Let's make a pact. Let's think of, and speak of, the experience that takes place between seller and prospective buyer as a CONVERSATION. That's what it truly is. When we are in front of, or communicating with, someone who we suspect could use our product, ideas, or services, we are in a conversation.

Now that we have that out of the way, I'm sure there are a lot of rules for how to be a good conversationalist. I'm in favor of isolating one and putting it at the very top. And, I'll credit Dale Carnegie for sharing this wisdom many years ago:

Show a sincere interest in the other person.

Let's dissect that advice:
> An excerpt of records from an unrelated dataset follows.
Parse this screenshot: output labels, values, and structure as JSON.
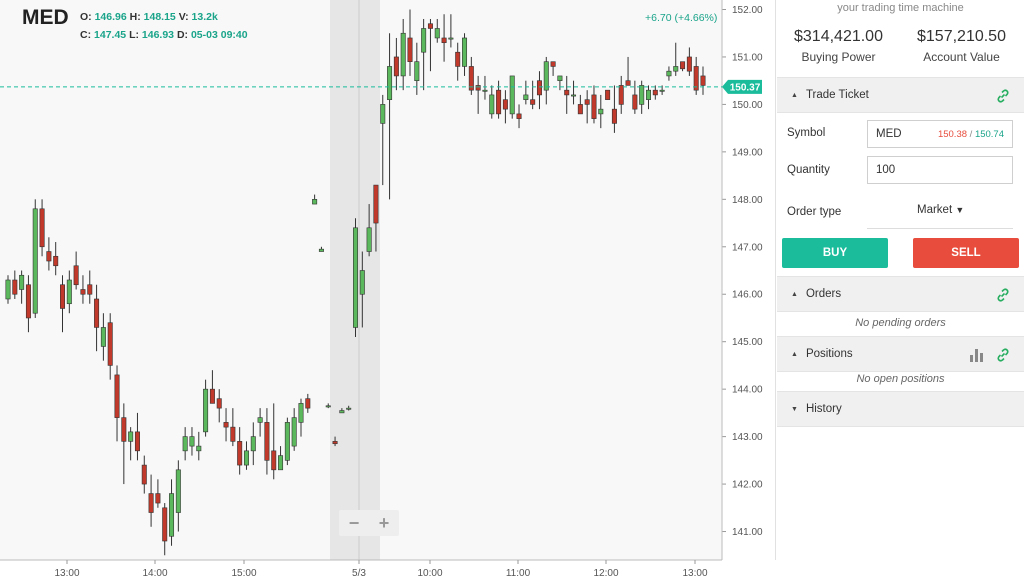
{
  "chart": {
    "symbol": "MED",
    "ohlc": {
      "o_label": "O:",
      "o": "146.96",
      "h_label": "H:",
      "h": "148.15",
      "v_label": "V:",
      "v": "13.2k",
      "c_label": "C:",
      "c": "147.45",
      "l_label": "L:",
      "l": "146.93",
      "d_label": "D:",
      "d": "05-03 09:40"
    },
    "change": "+6.70 (+4.66%)",
    "last_price_tag": "150.37",
    "zoom_out": "−",
    "zoom_in": "+",
    "colors": {
      "up": "#5cb85c",
      "down": "#c0392b",
      "accent": "#1abc9c"
    }
  },
  "chart_data": {
    "type": "candlestick",
    "y_ticks": [
      "152.00",
      "151.00",
      "150.00",
      "149.00",
      "148.00",
      "147.00",
      "146.00",
      "145.00",
      "144.00",
      "143.00",
      "142.00",
      "141.00"
    ],
    "x_ticks": [
      "13:00",
      "14:00",
      "15:00",
      "5/3",
      "10:00",
      "11:00",
      "12:00",
      "13:00"
    ],
    "ylim": [
      140.4,
      152.2
    ],
    "last_price": 150.37,
    "candles": [
      [
        145.9,
        146.4,
        145.8,
        146.3
      ],
      [
        146.3,
        146.5,
        145.9,
        146.0
      ],
      [
        146.1,
        146.5,
        145.8,
        146.4
      ],
      [
        146.2,
        146.4,
        145.2,
        145.5
      ],
      [
        145.6,
        148.0,
        145.5,
        147.8
      ],
      [
        147.8,
        148.0,
        146.8,
        147.0
      ],
      [
        146.9,
        147.2,
        146.5,
        146.7
      ],
      [
        146.8,
        147.1,
        146.4,
        146.6
      ],
      [
        146.2,
        146.4,
        145.2,
        145.7
      ],
      [
        145.8,
        146.5,
        145.6,
        146.3
      ],
      [
        146.6,
        146.9,
        146.1,
        146.2
      ],
      [
        146.1,
        146.4,
        145.8,
        146.0
      ],
      [
        146.2,
        146.5,
        145.8,
        146.0
      ],
      [
        145.9,
        146.2,
        144.8,
        145.3
      ],
      [
        144.9,
        145.6,
        144.6,
        145.3
      ],
      [
        145.4,
        145.6,
        144.2,
        144.5
      ],
      [
        144.3,
        144.5,
        142.9,
        143.4
      ],
      [
        143.4,
        143.7,
        142.0,
        142.9
      ],
      [
        142.9,
        143.2,
        142.5,
        143.1
      ],
      [
        143.1,
        143.5,
        142.5,
        142.7
      ],
      [
        142.4,
        142.6,
        141.8,
        142.0
      ],
      [
        141.8,
        142.2,
        141.1,
        141.4
      ],
      [
        141.8,
        142.1,
        141.5,
        141.6
      ],
      [
        141.5,
        141.6,
        140.5,
        140.8
      ],
      [
        140.9,
        142.1,
        140.7,
        141.8
      ],
      [
        141.4,
        142.5,
        141.0,
        142.3
      ],
      [
        142.7,
        143.2,
        142.5,
        143.0
      ],
      [
        142.8,
        143.2,
        142.6,
        143.0
      ],
      [
        142.7,
        143.1,
        142.5,
        142.8
      ],
      [
        143.1,
        144.2,
        143.0,
        144.0
      ],
      [
        144.0,
        144.4,
        143.7,
        143.7
      ],
      [
        143.8,
        144.0,
        143.3,
        143.6
      ],
      [
        143.3,
        143.6,
        142.9,
        143.2
      ],
      [
        143.2,
        143.6,
        142.8,
        142.9
      ],
      [
        142.9,
        143.2,
        142.2,
        142.4
      ],
      [
        142.4,
        142.9,
        142.3,
        142.7
      ],
      [
        142.7,
        143.3,
        142.4,
        143.0
      ],
      [
        143.3,
        143.6,
        143.0,
        143.4
      ],
      [
        143.3,
        143.6,
        142.2,
        142.5
      ],
      [
        142.7,
        143.7,
        142.1,
        142.3
      ],
      [
        142.3,
        142.8,
        142.3,
        142.6
      ],
      [
        142.5,
        143.4,
        142.4,
        143.3
      ],
      [
        142.8,
        143.6,
        142.7,
        143.4
      ],
      [
        143.3,
        143.8,
        143.0,
        143.7
      ],
      [
        143.8,
        143.9,
        143.5,
        143.6
      ],
      [
        147.9,
        148.1,
        147.9,
        148.0
      ],
      [
        146.9,
        147.0,
        146.9,
        146.95
      ],
      [
        143.65,
        143.7,
        143.6,
        143.65
      ],
      [
        142.9,
        143.0,
        142.8,
        142.85
      ],
      [
        143.5,
        143.6,
        143.5,
        143.55
      ],
      [
        143.6,
        143.65,
        143.55,
        143.6
      ],
      [
        145.3,
        147.6,
        145.1,
        147.4
      ],
      [
        146.0,
        146.9,
        145.3,
        146.5
      ],
      [
        146.9,
        147.9,
        146.8,
        147.4
      ],
      [
        148.3,
        148.3,
        146.9,
        147.5
      ],
      [
        149.6,
        150.2,
        148.3,
        150.0
      ],
      [
        150.1,
        151.5,
        148.0,
        150.8
      ],
      [
        151.0,
        151.4,
        150.3,
        150.6
      ],
      [
        150.6,
        151.8,
        150.3,
        151.5
      ],
      [
        151.4,
        152.0,
        150.6,
        150.9
      ],
      [
        150.5,
        151.3,
        150.2,
        150.9
      ],
      [
        151.1,
        151.8,
        150.3,
        151.6
      ],
      [
        151.7,
        151.8,
        150.7,
        151.6
      ],
      [
        151.4,
        151.8,
        151.3,
        151.6
      ],
      [
        151.4,
        151.9,
        150.9,
        151.3
      ],
      [
        151.4,
        151.9,
        151.2,
        151.4
      ],
      [
        151.1,
        151.3,
        150.5,
        150.8
      ],
      [
        150.8,
        151.5,
        150.6,
        151.4
      ],
      [
        150.8,
        151.0,
        150.2,
        150.3
      ],
      [
        150.4,
        150.6,
        149.8,
        150.3
      ],
      [
        150.3,
        150.6,
        150.1,
        150.3
      ],
      [
        149.8,
        150.4,
        149.7,
        150.2
      ],
      [
        150.3,
        150.5,
        149.7,
        149.8
      ],
      [
        150.1,
        150.3,
        149.6,
        149.9
      ],
      [
        149.8,
        150.6,
        149.7,
        150.6
      ],
      [
        149.8,
        150.0,
        149.5,
        149.7
      ],
      [
        150.1,
        150.5,
        150.0,
        150.2
      ],
      [
        150.1,
        150.5,
        149.9,
        150.0
      ],
      [
        150.5,
        150.7,
        149.9,
        150.2
      ],
      [
        150.3,
        151.0,
        150.0,
        150.9
      ],
      [
        150.9,
        150.9,
        150.6,
        150.8
      ],
      [
        150.5,
        150.5,
        150.3,
        150.6
      ],
      [
        150.3,
        150.6,
        149.8,
        150.2
      ],
      [
        150.2,
        150.5,
        150.0,
        150.2
      ],
      [
        150.0,
        150.2,
        149.8,
        149.8
      ],
      [
        150.1,
        150.3,
        149.6,
        150.0
      ],
      [
        150.2,
        150.4,
        149.6,
        149.7
      ],
      [
        149.8,
        150.2,
        149.5,
        149.9
      ],
      [
        150.3,
        150.3,
        150.1,
        150.1
      ],
      [
        149.9,
        150.4,
        149.4,
        149.6
      ],
      [
        150.4,
        150.6,
        149.8,
        150.0
      ],
      [
        150.5,
        151.0,
        150.4,
        150.4
      ],
      [
        150.2,
        150.5,
        149.8,
        149.9
      ],
      [
        150.0,
        150.5,
        149.8,
        150.4
      ],
      [
        150.1,
        150.4,
        149.9,
        150.3
      ],
      [
        150.3,
        150.4,
        150.1,
        150.2
      ],
      [
        150.3,
        150.4,
        150.2,
        150.3
      ],
      [
        150.6,
        150.8,
        150.5,
        150.7
      ],
      [
        150.7,
        151.3,
        150.6,
        150.8
      ],
      [
        150.9,
        150.9,
        150.7,
        150.75
      ],
      [
        151.0,
        151.2,
        150.6,
        150.7
      ],
      [
        150.8,
        151.0,
        150.2,
        150.3
      ],
      [
        150.6,
        150.8,
        150.2,
        150.4
      ]
    ]
  },
  "sidebar": {
    "tagline": "your trading time machine",
    "buying_power": "$314,421.00",
    "buying_power_label": "Buying Power",
    "account_value": "$157,210.50",
    "account_value_label": "Account Value",
    "trade_ticket": {
      "title": "Trade Ticket",
      "symbol_label": "Symbol",
      "symbol_value": "MED",
      "bid": "150.38",
      "ask": "150.74",
      "quote_sep": " / ",
      "quantity_label": "Quantity",
      "quantity_value": "100",
      "order_type_label": "Order type",
      "order_type_value": "Market",
      "buy_label": "BUY",
      "sell_label": "SELL"
    },
    "orders": {
      "title": "Orders",
      "empty": "No pending orders"
    },
    "positions": {
      "title": "Positions",
      "empty": "No open positions"
    },
    "history": {
      "title": "History"
    }
  }
}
  • Show
    Demonstrate your interest. Ask for more about what the other person is saying. Ask questions that reveal your interest. Be a listener.
  • Sincere
    Care about the person. Seek to understand. Understanding is the basis of empathy. We now have given meaning to the time-worn platitude that states "Great sales professionals have empathy" because we know what lies at its core.
  • Interest
    You are either interested or you're not. You can't fake it. A real master practitioner in sales has the best interests of her client in mind. Choose your path wisely.
  • Other
    Self-explanatory. It's not just about you.

Onward to our progression of consent, aka closing. Actually, we're already in it. What are we seeking by showing a sincere interest in the other person? I think I suddenly heard someone say "rapport." I have been hearing about, and, reading about, rapport ever since I ventured into sales education. As a matter of fact, it seems to be something we are supposed to "build."
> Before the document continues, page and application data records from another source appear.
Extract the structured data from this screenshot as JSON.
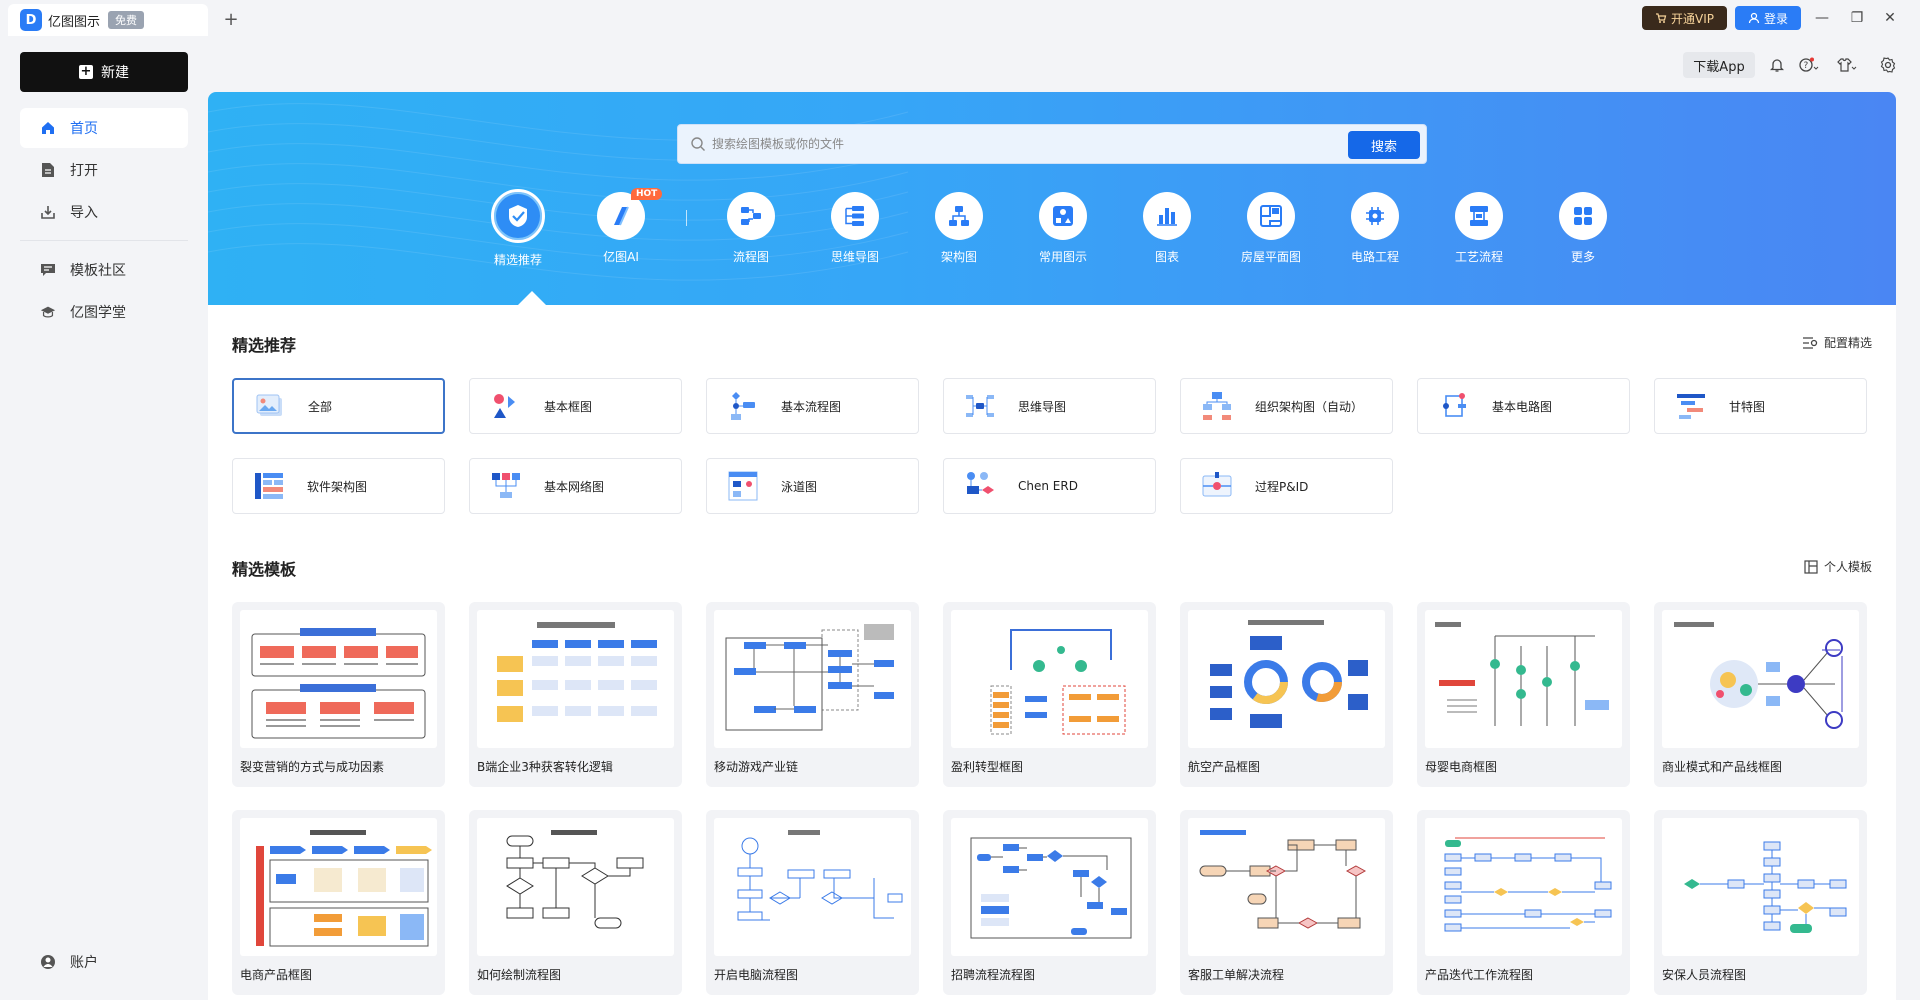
{
  "titlebar": {
    "logo_letter": "D",
    "app_title": "亿图图示",
    "free_badge": "免费",
    "add_tab": "+",
    "vip_label": "开通VIP",
    "login_label": "登录"
  },
  "sidebar": {
    "new_label": "新建",
    "items": [
      {
        "label": "首页",
        "icon": "home-icon",
        "active": true
      },
      {
        "label": "打开",
        "icon": "file-icon",
        "active": false
      },
      {
        "label": "导入",
        "icon": "import-icon",
        "active": false
      },
      {
        "label": "模板社区",
        "icon": "community-icon",
        "active": false
      },
      {
        "label": "亿图学堂",
        "icon": "academy-icon",
        "active": false
      }
    ],
    "account_label": "账户"
  },
  "header": {
    "download_app": "下载App"
  },
  "search": {
    "placeholder": "搜索绘图模板或你的文件",
    "button": "搜索"
  },
  "categories": [
    {
      "label": "精选推荐",
      "icon": "featured-icon",
      "active": true
    },
    {
      "label": "亿图AI",
      "icon": "ai-icon",
      "badge": "HOT"
    },
    {
      "label": "流程图",
      "icon": "flowchart-icon"
    },
    {
      "label": "思维导图",
      "icon": "mindmap-icon"
    },
    {
      "label": "架构图",
      "icon": "architecture-icon"
    },
    {
      "label": "常用图示",
      "icon": "common-diagram-icon"
    },
    {
      "label": "图表",
      "icon": "chart-icon"
    },
    {
      "label": "房屋平面图",
      "icon": "floorplan-icon"
    },
    {
      "label": "电路工程",
      "icon": "circuit-icon"
    },
    {
      "label": "工艺流程",
      "icon": "process-icon"
    },
    {
      "label": "更多",
      "icon": "more-icon"
    }
  ],
  "featured": {
    "title": "精选推荐",
    "action": "配置精选",
    "types": [
      {
        "label": "全部",
        "icon": "all-icon"
      },
      {
        "label": "基本框图",
        "icon": "basic-block-icon"
      },
      {
        "label": "基本流程图",
        "icon": "basic-flowchart-icon"
      },
      {
        "label": "思维导图",
        "icon": "mindmap-type-icon"
      },
      {
        "label": "组织架构图（自动）",
        "icon": "orgchart-icon"
      },
      {
        "label": "基本电路图",
        "icon": "basic-circuit-icon"
      },
      {
        "label": "甘特图",
        "icon": "gantt-icon"
      },
      {
        "label": "软件架构图",
        "icon": "software-arch-icon"
      },
      {
        "label": "基本网络图",
        "icon": "network-icon"
      },
      {
        "label": "泳道图",
        "icon": "swimlane-icon"
      },
      {
        "label": "Chen ERD",
        "icon": "erd-icon"
      },
      {
        "label": "过程P&ID",
        "icon": "pid-icon"
      }
    ]
  },
  "templates": {
    "title": "精选模板",
    "action": "个人模板",
    "items": [
      {
        "label": "裂变营销的方式与成功因素"
      },
      {
        "label": "B端企业3种获客转化逻辑"
      },
      {
        "label": "移动游戏产业链"
      },
      {
        "label": "盈利转型框图"
      },
      {
        "label": "航空产品框图"
      },
      {
        "label": "母婴电商框图"
      },
      {
        "label": "商业模式和产品线框图"
      },
      {
        "label": "电商产品框图"
      },
      {
        "label": "如何绘制流程图"
      },
      {
        "label": "开启电脑流程图"
      },
      {
        "label": "招聘流程流程图"
      },
      {
        "label": "客服工单解决流程"
      },
      {
        "label": "产品迭代工作流程图"
      },
      {
        "label": "安保人员流程图"
      }
    ]
  },
  "colors": {
    "accent": "#2a7cf6",
    "banner_start": "#2fb1f4",
    "banner_end": "#4a86f3",
    "vip_bg": "#3a2a1c"
  }
}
I prefer harmony instead. In the engagement between buyer and seller, harmony is exemplified by conditions of mutual trust and respect. I hope you zero in on the word, "mutual."

Conditions of mutual trust and respect allow entry into the other person's world. And, allowing entry happens to be a form of consent.

Have you disengaged from the notion that closing comes at the tail end? Are you getting the idea that closing is a holistic practice? Can you see that the harmony of mutual trust and respect is something you seek to "put into place" because you see it as part of a strategy-not an isolated shot-in-the-dark tactic?

It is not a sin to suspend your belief in rapport in favor of seeking, identifying, and participating in conditions of mutual trust and respect. Think of all the goldfish you won't have to pet!

What does a progression of consent look like? Why don't we describe a conversation as if it happened in a perfect world?

Imagine a conversation between a salesperson and a prospective buyer. Imagine that the conversation is flowing under conditions of mutual trust and respect, right from the starting gate. The prospect CONSENTS to answering questions posed by the salesperson who has asked permission to ask the questions. In the course of the questions and answers, a problem is revealed which exists in the prospect's current circumstances. The prospect CONSENTS to agree with that assessment. After being asked, the prospect CONSENTS to examining an idea, product, or service that would improve his circumstances. He then, upon being asked, CONSENTS to a date and time for a continuance of the conversation.

The conversation continues (Scene Two, Three Days Later): After cordialities, the salesperson engages in a presentation of his solution and recommendations. The prospect shows interest and asks questions which are answered to his satisfaction. The salesperson, asks, (after qualifying some budgetary issues which the prospect CONSENTED to provide information on) if the prospect would agree to entertaining a proposal for providing the solution. The prospect CONSENTS to receiving a proposal of recommendations and costs. The salesperson promises to have the proposal delivered in two days. The prospect CONSENTS to an afternoon meeting on Friday, at which time he will review the plan.

On Friday afternoon, the prospect becomes a buyer. His final consent is a COMMITMENT.

I realize that I just may set the world's record for pie-in-the-sky oversimplification. Yes, it's a progression of consent, but there are more than a few things missing. To put it more eloquently:

Somewhere between hello and the final commitment, the gods have put RESISTANCE.

You knew all along we would be covering that! As we move on, we will enter the real world where you earn some of your money.